Jump to ContentJump to Main Navigation
The Evolution of British General Practice, 1850–1948$
Users without a subscription are not able to see the full content.

Anne Digby

Print publication date: 1999

Print ISBN-13: 9780198205135

Published to Oxford Scholarship Online: October 2011

DOI: 10.1093/acprof:oso/9780198205135.001.0001

Show Summary Details
Page of

PRINTED FROM OXFORD SCHOLARSHIP ONLINE (www.oxfordscholarship.com). (c) Copyright Oxford University Press, 2018. All Rights Reserved. Under the terms of the licence agreement, an individual user may print out a PDF of a single chapter of a monograph in OSO for personal use (for details see www.oxfordscholarship.com/page/privacy-policy).date: 22 October 2018

Generalists, Specialists, and Others

Generalists, Specialists, and Others

Chapter:
(p.287) 11 Generalists, Specialists, and Others
Source:
The Evolution of British General Practice, 1850–1948
Author(s):

Anne Digby

Publisher:
Oxford University Press
DOI:10.1093/acprof:oso/9780198205135.003.0011

Within a wider medical world, inter- and intra-professional disputes over medical terrain meant that the role of GPs, indeed their survival in a very competitive situation, became problematic. The GP's existence was threatened by an expanding municipal health sector spearheaded by Medical Officers of Health, an increasing takeover of childbirth by midwives, and permeable, shifting boundaries relative to the specialist. This chapter addresses the following questions: Would the evolving division of labour leave the generalist in a contracting, residual position as was happening in some other countries? Alternatively, would the growing practice of referral stabilize the relationship of generalists and specialists?

Keywords:   general practice, general practitioners, medical practice, medical terrain, Medical Officers of Health

Oxford Scholarship Online requires a subscription or purchase to access the full text of books within the service. Public users can however freely search the site and view the abstracts and keywords for each book and chapter.

Please, subscribe or login to access full text content.

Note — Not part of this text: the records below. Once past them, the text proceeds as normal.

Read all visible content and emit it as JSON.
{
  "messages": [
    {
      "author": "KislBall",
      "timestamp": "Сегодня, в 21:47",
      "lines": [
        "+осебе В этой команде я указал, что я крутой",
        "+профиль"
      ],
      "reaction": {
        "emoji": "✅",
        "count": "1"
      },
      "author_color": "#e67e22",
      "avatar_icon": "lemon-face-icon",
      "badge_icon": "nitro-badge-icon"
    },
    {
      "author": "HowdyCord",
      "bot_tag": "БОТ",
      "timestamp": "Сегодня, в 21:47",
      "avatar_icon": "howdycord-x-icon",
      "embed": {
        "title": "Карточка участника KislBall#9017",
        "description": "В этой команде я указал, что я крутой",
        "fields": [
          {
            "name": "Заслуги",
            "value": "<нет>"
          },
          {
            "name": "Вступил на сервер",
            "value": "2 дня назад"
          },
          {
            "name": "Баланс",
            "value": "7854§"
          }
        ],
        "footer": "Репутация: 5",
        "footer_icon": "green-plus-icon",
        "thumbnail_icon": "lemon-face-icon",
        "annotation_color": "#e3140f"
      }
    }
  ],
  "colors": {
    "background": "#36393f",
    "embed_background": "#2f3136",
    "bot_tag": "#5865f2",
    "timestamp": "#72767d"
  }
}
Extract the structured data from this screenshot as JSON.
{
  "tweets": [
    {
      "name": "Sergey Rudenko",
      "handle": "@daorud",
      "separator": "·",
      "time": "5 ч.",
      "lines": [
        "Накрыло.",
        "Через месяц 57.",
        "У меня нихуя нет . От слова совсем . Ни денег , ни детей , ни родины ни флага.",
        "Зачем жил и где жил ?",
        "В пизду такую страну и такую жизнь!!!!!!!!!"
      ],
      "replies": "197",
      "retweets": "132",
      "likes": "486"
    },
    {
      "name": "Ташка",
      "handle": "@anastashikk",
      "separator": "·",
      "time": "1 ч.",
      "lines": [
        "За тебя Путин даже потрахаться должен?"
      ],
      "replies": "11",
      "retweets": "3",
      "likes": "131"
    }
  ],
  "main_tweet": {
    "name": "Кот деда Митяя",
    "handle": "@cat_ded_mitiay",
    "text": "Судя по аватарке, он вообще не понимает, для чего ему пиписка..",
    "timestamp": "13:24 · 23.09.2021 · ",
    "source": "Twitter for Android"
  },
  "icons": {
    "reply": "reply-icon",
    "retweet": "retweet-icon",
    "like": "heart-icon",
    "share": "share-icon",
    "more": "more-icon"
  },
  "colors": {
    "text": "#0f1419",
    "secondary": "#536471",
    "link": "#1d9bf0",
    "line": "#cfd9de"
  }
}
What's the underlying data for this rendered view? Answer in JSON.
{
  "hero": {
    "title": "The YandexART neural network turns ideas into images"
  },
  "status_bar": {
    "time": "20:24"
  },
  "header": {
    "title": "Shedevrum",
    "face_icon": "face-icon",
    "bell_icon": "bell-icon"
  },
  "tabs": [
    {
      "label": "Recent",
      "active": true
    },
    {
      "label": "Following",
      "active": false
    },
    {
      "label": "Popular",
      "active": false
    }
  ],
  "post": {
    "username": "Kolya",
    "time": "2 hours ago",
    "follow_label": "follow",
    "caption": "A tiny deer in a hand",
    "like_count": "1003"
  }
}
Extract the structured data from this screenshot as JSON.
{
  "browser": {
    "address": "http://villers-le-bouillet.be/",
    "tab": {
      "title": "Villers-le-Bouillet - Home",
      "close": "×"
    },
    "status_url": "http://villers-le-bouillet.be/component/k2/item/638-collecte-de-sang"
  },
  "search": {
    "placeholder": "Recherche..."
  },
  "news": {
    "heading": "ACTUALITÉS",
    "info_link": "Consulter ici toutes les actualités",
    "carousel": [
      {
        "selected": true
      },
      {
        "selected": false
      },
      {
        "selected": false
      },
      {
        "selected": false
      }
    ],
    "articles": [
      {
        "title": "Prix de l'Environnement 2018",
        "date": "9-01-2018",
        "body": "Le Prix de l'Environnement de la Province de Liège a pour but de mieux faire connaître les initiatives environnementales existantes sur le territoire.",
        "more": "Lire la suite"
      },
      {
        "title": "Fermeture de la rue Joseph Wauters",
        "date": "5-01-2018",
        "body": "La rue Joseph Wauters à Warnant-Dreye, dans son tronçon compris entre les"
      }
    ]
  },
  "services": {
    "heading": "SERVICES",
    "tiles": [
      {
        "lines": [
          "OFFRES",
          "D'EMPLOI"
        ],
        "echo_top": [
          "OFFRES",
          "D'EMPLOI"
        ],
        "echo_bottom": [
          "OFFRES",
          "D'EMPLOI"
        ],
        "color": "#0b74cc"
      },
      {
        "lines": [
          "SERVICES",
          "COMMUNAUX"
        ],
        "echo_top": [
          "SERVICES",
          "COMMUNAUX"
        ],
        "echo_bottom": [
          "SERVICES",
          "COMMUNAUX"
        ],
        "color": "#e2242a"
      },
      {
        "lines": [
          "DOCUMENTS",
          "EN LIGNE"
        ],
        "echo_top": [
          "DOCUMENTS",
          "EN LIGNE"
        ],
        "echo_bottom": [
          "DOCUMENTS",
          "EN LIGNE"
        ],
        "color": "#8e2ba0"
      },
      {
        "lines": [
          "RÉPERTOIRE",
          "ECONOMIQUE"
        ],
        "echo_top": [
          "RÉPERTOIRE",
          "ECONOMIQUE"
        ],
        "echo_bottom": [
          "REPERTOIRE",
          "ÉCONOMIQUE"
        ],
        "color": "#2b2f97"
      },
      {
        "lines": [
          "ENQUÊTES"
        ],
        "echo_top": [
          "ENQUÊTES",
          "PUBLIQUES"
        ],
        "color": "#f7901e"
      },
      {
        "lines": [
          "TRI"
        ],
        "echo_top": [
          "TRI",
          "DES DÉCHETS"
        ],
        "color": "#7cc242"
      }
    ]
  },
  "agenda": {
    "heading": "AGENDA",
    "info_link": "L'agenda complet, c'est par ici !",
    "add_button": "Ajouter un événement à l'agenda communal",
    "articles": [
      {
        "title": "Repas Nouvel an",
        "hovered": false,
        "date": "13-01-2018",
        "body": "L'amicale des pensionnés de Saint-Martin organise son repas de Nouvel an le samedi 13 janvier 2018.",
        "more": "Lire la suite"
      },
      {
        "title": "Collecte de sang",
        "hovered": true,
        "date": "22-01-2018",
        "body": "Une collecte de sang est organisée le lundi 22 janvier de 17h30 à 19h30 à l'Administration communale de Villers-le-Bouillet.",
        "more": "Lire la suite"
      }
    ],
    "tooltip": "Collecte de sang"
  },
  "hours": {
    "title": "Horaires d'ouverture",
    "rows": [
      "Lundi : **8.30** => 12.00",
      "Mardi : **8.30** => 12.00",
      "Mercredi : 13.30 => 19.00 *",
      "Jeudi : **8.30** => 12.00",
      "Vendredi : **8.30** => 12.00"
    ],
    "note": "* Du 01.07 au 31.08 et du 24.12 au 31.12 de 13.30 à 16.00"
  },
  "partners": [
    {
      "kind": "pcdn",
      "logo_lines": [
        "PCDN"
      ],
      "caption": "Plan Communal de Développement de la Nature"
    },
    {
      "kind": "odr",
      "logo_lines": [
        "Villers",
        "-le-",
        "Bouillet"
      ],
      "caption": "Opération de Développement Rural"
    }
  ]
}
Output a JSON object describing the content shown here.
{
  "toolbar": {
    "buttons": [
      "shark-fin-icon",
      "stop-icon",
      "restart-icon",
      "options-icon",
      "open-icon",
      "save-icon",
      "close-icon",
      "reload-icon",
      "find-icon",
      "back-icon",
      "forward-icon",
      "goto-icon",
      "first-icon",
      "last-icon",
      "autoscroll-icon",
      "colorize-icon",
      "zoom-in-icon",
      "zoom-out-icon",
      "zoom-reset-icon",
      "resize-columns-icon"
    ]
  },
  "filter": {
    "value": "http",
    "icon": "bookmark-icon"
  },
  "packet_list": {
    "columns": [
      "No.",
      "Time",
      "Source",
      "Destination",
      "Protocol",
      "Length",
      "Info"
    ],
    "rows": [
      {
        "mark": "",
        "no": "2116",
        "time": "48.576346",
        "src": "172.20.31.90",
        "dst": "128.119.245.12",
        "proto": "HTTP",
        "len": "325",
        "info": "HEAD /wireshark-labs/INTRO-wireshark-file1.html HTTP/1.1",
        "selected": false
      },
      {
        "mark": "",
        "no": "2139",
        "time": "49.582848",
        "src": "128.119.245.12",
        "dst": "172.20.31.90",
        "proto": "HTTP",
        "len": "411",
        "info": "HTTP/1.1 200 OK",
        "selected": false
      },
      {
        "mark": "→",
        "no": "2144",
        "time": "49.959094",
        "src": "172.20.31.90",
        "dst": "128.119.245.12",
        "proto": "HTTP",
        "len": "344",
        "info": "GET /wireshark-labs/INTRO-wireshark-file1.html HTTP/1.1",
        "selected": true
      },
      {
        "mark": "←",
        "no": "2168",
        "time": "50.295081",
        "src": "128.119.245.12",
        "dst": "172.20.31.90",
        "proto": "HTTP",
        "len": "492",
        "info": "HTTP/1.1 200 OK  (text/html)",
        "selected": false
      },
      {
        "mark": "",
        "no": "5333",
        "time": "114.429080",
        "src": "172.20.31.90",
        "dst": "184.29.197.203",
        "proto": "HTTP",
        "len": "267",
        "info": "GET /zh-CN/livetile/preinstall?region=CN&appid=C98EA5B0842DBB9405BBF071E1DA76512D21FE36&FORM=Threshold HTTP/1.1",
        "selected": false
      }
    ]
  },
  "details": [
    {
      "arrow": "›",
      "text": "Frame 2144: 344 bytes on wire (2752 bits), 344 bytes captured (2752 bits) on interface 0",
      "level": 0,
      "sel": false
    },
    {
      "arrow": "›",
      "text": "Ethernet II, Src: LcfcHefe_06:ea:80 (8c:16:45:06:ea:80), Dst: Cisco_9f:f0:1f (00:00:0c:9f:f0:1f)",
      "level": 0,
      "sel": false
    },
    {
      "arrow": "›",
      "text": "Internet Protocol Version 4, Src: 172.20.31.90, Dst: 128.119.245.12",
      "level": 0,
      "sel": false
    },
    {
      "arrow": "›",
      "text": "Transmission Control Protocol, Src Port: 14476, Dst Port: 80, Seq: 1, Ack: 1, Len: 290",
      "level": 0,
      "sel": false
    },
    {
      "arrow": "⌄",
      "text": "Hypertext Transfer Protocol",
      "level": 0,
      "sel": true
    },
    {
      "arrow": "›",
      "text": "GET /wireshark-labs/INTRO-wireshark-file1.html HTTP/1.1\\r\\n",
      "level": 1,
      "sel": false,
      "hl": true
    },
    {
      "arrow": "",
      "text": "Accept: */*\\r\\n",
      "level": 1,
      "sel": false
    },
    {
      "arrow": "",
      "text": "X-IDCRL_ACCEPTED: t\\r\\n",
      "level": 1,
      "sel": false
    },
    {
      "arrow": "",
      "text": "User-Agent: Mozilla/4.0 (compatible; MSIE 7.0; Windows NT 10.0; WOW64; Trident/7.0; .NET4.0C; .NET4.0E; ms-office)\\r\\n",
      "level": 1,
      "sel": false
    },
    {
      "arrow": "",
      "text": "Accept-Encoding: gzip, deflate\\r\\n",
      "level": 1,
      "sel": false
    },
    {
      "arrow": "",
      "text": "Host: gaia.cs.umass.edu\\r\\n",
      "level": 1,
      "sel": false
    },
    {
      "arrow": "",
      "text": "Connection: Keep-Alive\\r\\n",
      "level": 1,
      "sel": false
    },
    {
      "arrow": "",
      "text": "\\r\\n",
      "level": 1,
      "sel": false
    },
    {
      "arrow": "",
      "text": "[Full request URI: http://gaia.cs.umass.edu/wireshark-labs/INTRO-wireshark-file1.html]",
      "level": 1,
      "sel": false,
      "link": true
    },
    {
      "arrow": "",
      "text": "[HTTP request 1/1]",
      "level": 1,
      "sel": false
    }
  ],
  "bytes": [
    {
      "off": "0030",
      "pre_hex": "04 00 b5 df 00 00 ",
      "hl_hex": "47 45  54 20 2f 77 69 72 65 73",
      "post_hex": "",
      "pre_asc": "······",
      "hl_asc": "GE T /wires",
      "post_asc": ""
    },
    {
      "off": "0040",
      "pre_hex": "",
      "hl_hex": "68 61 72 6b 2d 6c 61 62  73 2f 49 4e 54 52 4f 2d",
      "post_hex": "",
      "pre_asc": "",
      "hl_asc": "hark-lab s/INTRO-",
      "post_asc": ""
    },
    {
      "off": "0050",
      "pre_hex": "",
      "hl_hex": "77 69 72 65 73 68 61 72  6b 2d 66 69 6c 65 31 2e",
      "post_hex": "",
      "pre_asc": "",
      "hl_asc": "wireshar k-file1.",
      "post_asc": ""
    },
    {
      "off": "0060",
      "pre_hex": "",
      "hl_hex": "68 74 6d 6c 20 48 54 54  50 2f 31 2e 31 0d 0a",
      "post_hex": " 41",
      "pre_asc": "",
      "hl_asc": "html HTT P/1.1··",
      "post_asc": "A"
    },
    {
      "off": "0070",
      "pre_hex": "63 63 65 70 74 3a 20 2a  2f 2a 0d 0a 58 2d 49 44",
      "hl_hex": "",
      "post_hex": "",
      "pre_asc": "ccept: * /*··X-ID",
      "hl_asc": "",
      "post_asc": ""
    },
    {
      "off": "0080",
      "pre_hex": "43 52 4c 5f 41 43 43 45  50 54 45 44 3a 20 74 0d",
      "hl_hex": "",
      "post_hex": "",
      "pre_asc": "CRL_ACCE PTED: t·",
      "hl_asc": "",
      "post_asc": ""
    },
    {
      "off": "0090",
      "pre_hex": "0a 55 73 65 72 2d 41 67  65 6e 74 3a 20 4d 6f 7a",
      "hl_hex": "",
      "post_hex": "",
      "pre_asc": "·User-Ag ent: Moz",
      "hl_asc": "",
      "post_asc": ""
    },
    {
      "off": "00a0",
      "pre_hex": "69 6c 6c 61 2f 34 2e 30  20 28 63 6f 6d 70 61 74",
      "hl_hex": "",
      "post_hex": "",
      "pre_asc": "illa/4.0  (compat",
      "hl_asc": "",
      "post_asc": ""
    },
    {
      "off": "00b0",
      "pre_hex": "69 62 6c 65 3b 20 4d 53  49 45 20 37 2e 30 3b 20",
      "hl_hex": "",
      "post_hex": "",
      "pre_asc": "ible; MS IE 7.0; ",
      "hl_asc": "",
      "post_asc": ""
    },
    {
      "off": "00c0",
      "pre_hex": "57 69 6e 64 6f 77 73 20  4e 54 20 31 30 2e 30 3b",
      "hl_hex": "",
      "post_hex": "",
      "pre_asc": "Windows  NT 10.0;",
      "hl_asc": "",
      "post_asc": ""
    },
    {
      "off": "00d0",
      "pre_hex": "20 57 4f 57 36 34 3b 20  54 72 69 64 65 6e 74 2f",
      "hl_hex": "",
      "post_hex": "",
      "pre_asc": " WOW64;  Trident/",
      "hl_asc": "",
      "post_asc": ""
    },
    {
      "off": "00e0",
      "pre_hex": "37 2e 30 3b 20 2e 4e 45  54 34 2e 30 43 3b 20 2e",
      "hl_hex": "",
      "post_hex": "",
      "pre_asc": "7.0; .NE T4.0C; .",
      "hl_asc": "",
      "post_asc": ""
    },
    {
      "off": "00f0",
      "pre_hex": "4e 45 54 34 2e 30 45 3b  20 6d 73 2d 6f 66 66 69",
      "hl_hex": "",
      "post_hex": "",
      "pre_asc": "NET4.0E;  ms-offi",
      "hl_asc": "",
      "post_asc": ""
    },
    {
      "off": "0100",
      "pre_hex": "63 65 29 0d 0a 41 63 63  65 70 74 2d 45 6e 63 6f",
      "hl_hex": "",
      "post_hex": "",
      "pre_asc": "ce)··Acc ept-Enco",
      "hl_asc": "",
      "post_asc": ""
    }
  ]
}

If you think you should have access to this title, please contact your librarian.

To troubleshoot, please check our FAQs , and if you can't find the answer there, please contact us .